Blog Rewind: Journey to the Reasonable (1/11/04)
Since I now have some time on my hands, I’ve been going through all my various writing projects. Shortly after my son was born, 16 years ago, I started an online blog at LiveJournal. As I’m evaluating all of my current projects, I’m starting to look at some of my past ones. I think to get past the cringe factor, I need to spend a little bit of time with my past self so my future self has a better idea of where she’s headed.
I only intend to share the more relevant tidbits, the ones that have insight or perspective that is worth sharing. So, consider this a Rewind back to a more innocent time, a younger me, hopefully with some new insight and wisdom.
January 11, 2004
So, this year I am in the process of completing my master’s degree in public policy. As one of the requirements, I am taking a class that teaches us how to discern the bullshit from the real good policy information. While I believe this class should be absolutely essential to anyone who wishes to engage in public policy, it is interesting how many students in the class couldn’t be less interested.

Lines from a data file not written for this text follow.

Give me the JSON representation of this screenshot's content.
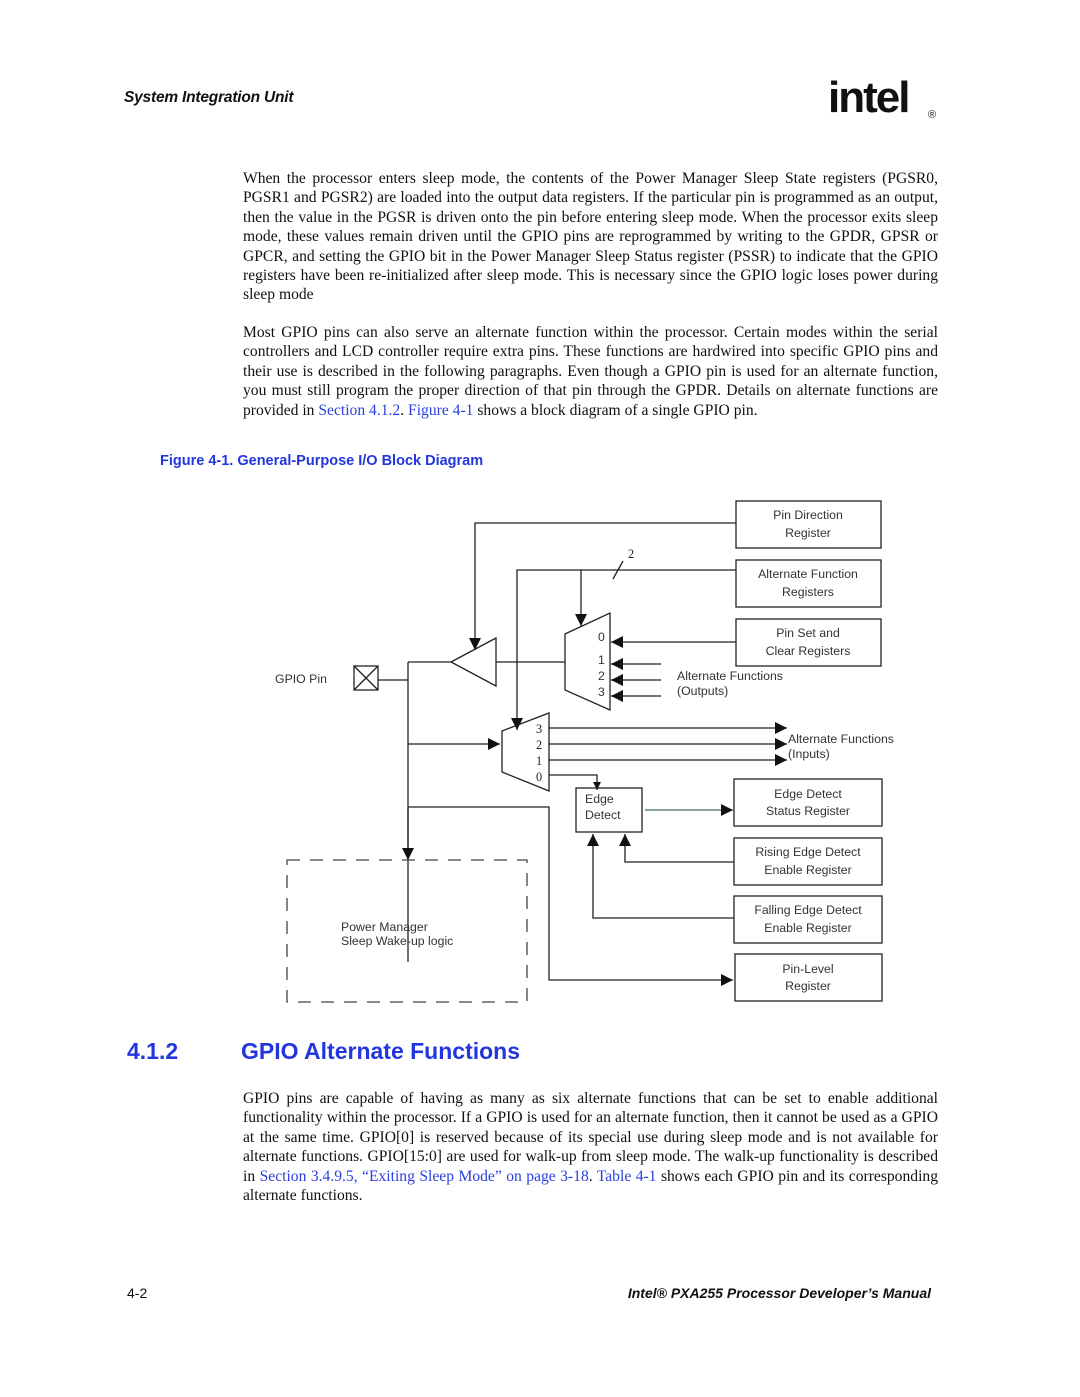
{
  "header": {
    "section_title": "System Integration Unit",
    "logo_text": "intel",
    "logo_mark": "®"
  },
  "paragraph1": "When the processor enters sleep mode, the contents of the Power Manager Sleep State registers (PGSR0, PGSR1 and PGSR2) are loaded into the output data registers. If the particular pin is programmed as an output, then the value in the PGSR is driven onto the pin before entering sleep mode. When the processor exits sleep mode, these values remain driven until the GPIO pins are reprogrammed by writing to the GPDR, GPSR or GPCR, and setting the GPIO bit in the Power Manager Sleep Status register (PSSR) to indicate that the GPIO registers have been re-initialized after sleep mode. This is necessary since the GPIO logic loses power during sleep mode",
  "paragraph2": {
    "text_before": "Most GPIO pins can also serve an alternate function within the processor. Certain modes within the serial controllers and LCD controller require extra pins. These functions are hardwired into specific GPIO pins and their use is described in the following paragraphs. Even though a GPIO pin is used for an alternate function, you must still program the proper direction of that pin through the GPDR. Details on alternate functions are provided in ",
    "link1": "Section 4.1.2",
    "text_mid": ". ",
    "link2": "Figure 4-1",
    "text_after": " shows a block diagram of a single GPIO pin."
  },
  "figure": {
    "caption": "Figure 4-1. General-Purpose I/O Block Diagram",
    "labels": {
      "gpio_pin": "GPIO Pin",
      "pin_direction": [
        "Pin Direction",
        "Register"
      ],
      "alt_function_regs": [
        "Alternate Function",
        "Registers"
      ],
      "bus_width": "2",
      "pin_set_clear": [
        "Pin Set and",
        "Clear Registers"
      ],
      "alt_outputs": [
        "Alternate Functions",
        "(Outputs)"
      ],
      "alt_inputs": [
        "Alternate Functions",
        "(Inputs)"
      ],
      "edge_detect": [
        "Edge",
        "Detect"
      ],
      "edge_status": [
        "Edge Detect",
        "Status Register"
      ],
      "rising_enable": [
        "Rising Edge Detect",
        "Enable Register"
      ],
      "falling_enable": [
        "Falling Edge Detect",
        "Enable Register"
      ],
      "pin_level": [
        "Pin-Level",
        "Register"
      ],
      "power_manager": [
        "Power Manager",
        "Sleep Wake-up logic"
      ],
      "out_mux_inputs": [
        "0",
        "1",
        "2",
        "3"
      ],
      "in_mux_outputs": [
        "3",
        "2",
        "1",
        "0"
      ]
    }
  },
  "section": {
    "number": "4.1.2",
    "title": "GPIO Alternate Functions"
  },
  "paragraph3": {
    "text_before": "GPIO pins are capable of having as many as six alternate functions that can be set to enable additional functionality within the processor. If a GPIO is used for an alternate function, then it cannot be used as a GPIO at the same time. GPIO[0] is reserved because of its special use during sleep mode and is not available for alternate functions. GPIO[15:0] are used for walk-up from sleep mode. The walk-up functionality is described in ",
    "link1": "Section 3.4.9.5, “Exiting Sleep Mode” on page 3-18",
    "text_mid": ". ",
    "link2": "Table 4-1",
    "text_after": " shows each GPIO pin and its corresponding alternate functions."
  },
  "footer": {
    "page_number": "4-2",
    "manual_title": "Intel® PXA255 Processor Developer’s Manual"
  },
  "colors": {
    "link": "#2a3fe0",
    "heading": "#2236e0",
    "text": "#111111"
  }
}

Most of the students in the class need to wake up and inform themselves. Many of them have lived out their public lives under the impression that their view of the world is the right one–the only valid viewpoint. Most of them have entered public policy with the intention of conforming the world to their version of reality, not adapting the world to match the lived reality of others.
Most of them lack vision of any depth and even worse many of them will one day wield power and will become the rule-makers. They will have ignorance in their arsenals and hatred at their sides. So how can a class teach them to become enlightened individuals? Most of them reject the very notion of reason and instead cling to some far off belief system that has no basis in fact. Most of them live in this second level of reality which is only one step above pure ignorance. They can rattle off statistics to bolster their cause, but they have yet to answer whether it is a cause worth fighting for. We’ll see what this quarter brings.

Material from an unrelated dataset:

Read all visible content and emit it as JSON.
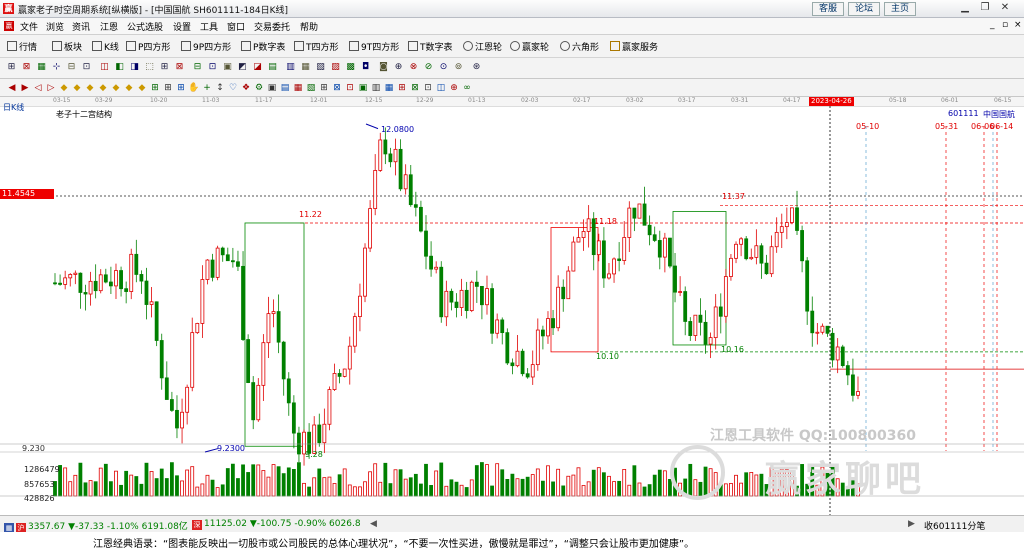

Which brings me to another question–if someday I am to become a policymaker and shaker, how should I incorporate my knowledge and love of counter-culture in my policy considerations?
Where I am 15 years later
It’s jarring to think of where we are now. Where we are with “fake news” and climate change. Where are with what counts as leadership and what counts as outrage. Too many of us have been trying to make the world conform to our personal point of view, instead of taking the opportunity to see how the world is (or isn’t) working for others. Seeing what makes them successful, what stands in their way.
I have always felt out of place in the world. I don’t see things the way that others do, nor am I eager to learn how things have always been done. When I see the world not working for people of color, for survivors of trauma, for members of the LGBTQ+ community, for immigrants and educators, for public servants and nonproits…I feel justified in my resistence to conformity. When I see people bend public policy to suit their will, instead of creating it to be responsive to the needs of the people served, then I know it’s just an exercise of ego.
But ego is killing us right now. Our pursuit of the temporary glories of soundbites and ,ikes carry far greater consequences than we allow ourselves to imagine. We focus so much on the micro that we’re never questioning the macro. What is worth our time and attention, our collective consequence and action?